*** Begin section ***

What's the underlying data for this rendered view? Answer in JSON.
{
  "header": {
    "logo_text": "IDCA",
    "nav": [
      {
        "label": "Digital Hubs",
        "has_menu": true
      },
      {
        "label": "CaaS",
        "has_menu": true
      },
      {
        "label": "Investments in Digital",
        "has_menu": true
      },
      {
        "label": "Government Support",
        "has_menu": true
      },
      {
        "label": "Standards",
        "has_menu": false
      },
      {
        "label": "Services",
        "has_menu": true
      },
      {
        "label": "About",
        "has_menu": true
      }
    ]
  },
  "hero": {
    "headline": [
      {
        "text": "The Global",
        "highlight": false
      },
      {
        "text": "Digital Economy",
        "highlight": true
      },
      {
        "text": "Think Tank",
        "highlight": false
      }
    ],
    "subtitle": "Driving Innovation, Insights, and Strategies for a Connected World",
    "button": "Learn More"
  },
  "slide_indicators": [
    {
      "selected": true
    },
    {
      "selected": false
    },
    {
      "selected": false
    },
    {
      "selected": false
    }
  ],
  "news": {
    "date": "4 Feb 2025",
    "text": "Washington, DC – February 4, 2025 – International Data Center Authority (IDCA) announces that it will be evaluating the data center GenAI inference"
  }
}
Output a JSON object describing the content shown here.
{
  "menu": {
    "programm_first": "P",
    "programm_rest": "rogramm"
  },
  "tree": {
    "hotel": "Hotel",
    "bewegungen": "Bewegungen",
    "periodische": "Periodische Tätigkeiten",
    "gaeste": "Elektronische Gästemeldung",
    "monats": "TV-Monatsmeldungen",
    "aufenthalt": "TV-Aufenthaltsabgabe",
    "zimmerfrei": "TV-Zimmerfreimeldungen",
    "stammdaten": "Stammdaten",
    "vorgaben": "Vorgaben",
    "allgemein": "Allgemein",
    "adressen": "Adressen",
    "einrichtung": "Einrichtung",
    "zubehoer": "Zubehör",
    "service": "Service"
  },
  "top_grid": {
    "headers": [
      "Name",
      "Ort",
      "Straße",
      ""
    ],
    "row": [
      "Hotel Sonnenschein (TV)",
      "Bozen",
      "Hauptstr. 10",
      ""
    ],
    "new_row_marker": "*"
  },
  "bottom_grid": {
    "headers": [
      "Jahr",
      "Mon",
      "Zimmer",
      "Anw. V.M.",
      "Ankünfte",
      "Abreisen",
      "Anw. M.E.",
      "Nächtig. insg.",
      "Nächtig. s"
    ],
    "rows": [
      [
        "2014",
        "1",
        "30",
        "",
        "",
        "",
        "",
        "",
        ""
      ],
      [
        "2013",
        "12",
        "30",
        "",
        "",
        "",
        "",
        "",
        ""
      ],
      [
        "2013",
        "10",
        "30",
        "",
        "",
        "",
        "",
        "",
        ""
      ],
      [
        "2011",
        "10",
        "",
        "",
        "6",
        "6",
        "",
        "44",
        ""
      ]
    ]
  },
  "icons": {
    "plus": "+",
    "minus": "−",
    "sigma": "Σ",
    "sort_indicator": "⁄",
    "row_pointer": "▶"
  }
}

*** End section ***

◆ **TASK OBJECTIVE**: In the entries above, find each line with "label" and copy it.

◆ **EXERCISE ANSWER**:
        "label": "Digital Hubs",
        "label": "CaaS",
        "label": "Investments in Digital",
        "label": "Government Support",
        "label": "Standards",
        "label": "Services",
        "label": "About",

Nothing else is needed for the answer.